---------- GIVEN RECORDS ----------

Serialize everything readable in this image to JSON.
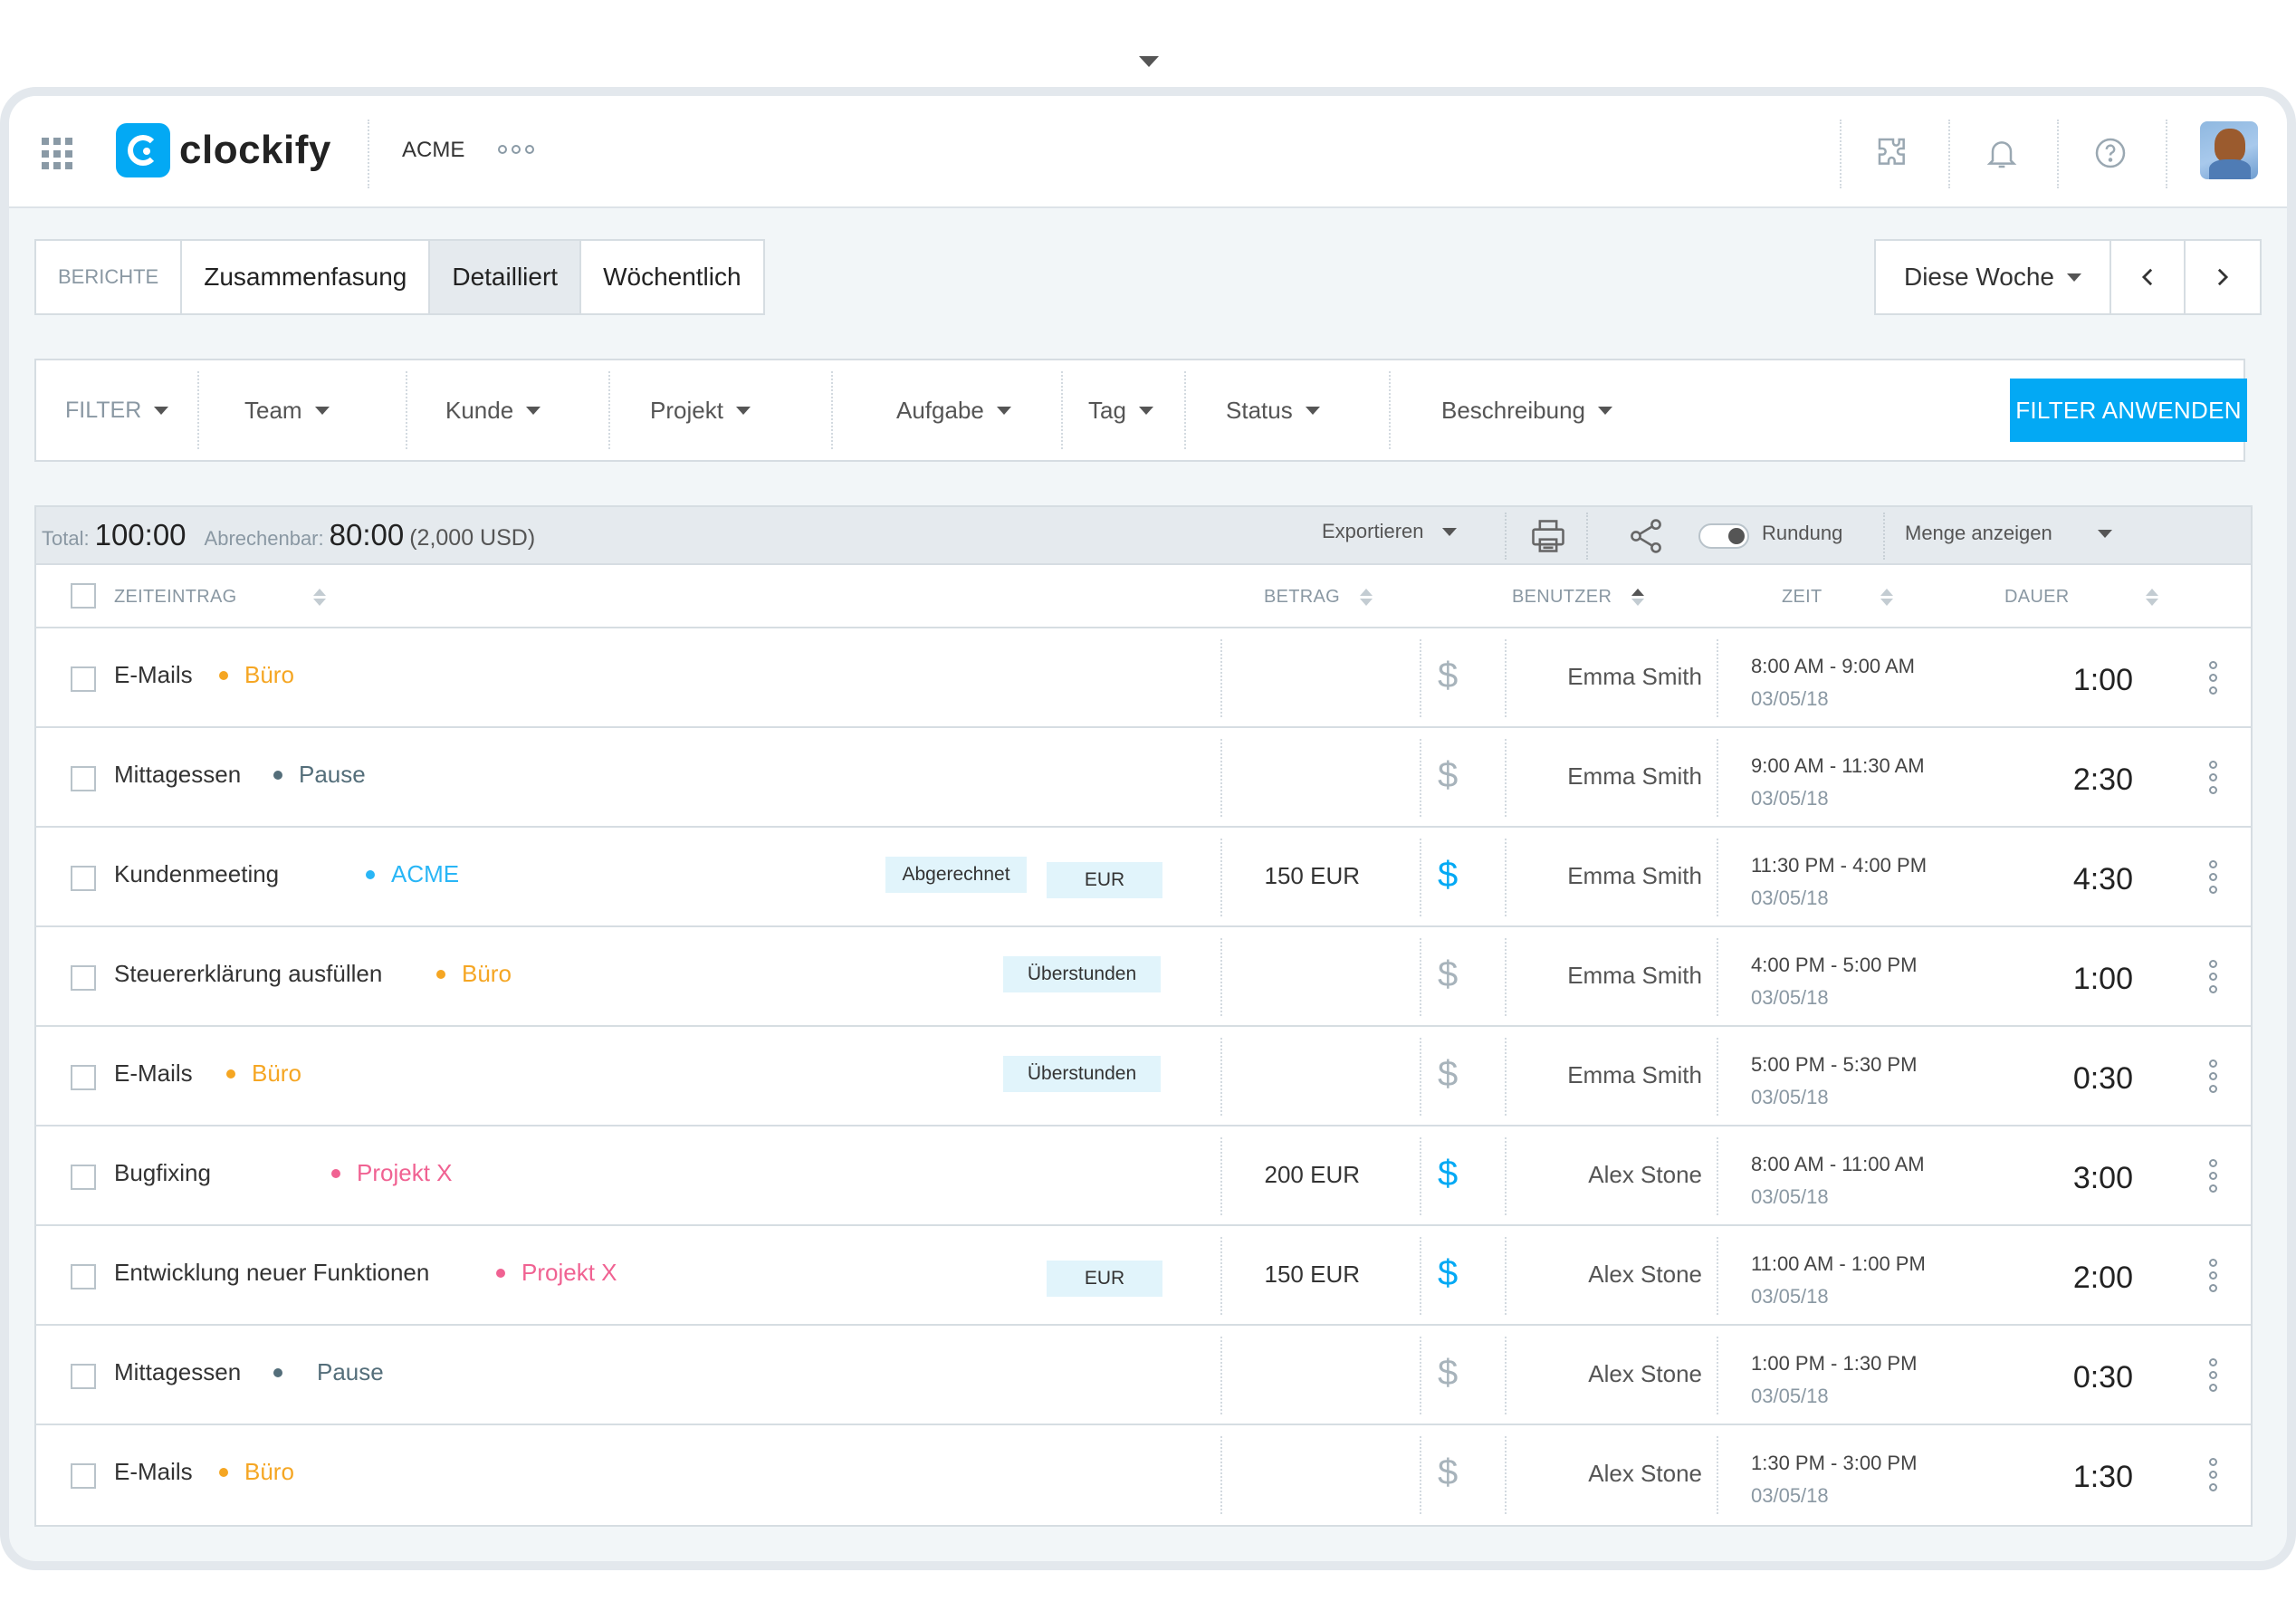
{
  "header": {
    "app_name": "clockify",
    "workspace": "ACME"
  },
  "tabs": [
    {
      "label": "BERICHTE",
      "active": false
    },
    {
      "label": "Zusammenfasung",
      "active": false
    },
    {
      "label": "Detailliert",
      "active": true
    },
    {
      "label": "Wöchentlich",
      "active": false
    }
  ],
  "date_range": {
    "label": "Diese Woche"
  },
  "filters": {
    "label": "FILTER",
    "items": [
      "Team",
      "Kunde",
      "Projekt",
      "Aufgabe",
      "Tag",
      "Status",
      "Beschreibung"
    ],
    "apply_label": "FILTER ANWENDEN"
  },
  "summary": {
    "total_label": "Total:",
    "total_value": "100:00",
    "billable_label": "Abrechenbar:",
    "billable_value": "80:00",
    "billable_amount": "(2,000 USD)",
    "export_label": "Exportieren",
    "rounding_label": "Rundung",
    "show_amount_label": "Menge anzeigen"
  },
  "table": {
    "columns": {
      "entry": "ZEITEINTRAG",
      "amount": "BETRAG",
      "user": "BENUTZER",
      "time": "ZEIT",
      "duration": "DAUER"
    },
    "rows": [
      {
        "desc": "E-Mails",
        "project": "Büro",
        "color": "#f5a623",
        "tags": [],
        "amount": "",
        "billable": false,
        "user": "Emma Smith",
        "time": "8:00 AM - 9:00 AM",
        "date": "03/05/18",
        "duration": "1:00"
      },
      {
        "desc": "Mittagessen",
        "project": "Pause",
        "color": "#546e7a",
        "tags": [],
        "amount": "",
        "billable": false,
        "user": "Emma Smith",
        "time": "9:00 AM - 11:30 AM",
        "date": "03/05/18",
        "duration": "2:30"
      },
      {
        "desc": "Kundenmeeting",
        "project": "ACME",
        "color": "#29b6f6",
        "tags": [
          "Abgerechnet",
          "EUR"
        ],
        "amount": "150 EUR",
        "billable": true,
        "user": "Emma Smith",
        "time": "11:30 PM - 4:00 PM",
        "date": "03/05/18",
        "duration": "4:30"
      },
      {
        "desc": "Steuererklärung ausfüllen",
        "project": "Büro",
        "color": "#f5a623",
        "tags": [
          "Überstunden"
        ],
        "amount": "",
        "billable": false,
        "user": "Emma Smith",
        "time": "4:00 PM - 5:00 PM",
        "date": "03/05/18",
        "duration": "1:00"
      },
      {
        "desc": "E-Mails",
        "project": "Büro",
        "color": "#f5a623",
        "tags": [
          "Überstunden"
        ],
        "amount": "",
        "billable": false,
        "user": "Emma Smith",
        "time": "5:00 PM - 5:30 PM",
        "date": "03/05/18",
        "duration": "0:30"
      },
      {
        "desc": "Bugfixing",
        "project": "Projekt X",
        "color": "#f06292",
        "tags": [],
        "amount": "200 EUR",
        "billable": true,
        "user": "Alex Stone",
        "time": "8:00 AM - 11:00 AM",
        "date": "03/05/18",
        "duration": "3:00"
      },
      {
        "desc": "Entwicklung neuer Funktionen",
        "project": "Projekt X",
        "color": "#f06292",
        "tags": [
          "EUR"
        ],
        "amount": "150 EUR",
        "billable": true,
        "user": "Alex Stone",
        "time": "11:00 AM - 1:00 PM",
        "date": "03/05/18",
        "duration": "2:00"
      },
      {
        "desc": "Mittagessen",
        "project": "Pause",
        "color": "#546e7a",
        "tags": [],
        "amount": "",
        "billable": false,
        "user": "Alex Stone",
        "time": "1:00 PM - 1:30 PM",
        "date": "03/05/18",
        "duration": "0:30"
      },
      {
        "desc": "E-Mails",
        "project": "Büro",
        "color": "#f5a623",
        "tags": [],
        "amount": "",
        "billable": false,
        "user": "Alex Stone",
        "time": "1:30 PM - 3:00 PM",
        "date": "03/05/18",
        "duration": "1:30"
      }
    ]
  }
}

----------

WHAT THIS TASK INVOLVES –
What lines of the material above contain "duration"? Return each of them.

TASK OUTPUT –
      "duration": "DAUER"
        "duration": "1:00"
        "duration": "2:30"
        "duration": "4:30"
        "duration": "1:00"
        "duration": "0:30"
        "duration": "3:00"
        "duration": "2:00"
        "duration": "0:30"
        "duration": "1:30"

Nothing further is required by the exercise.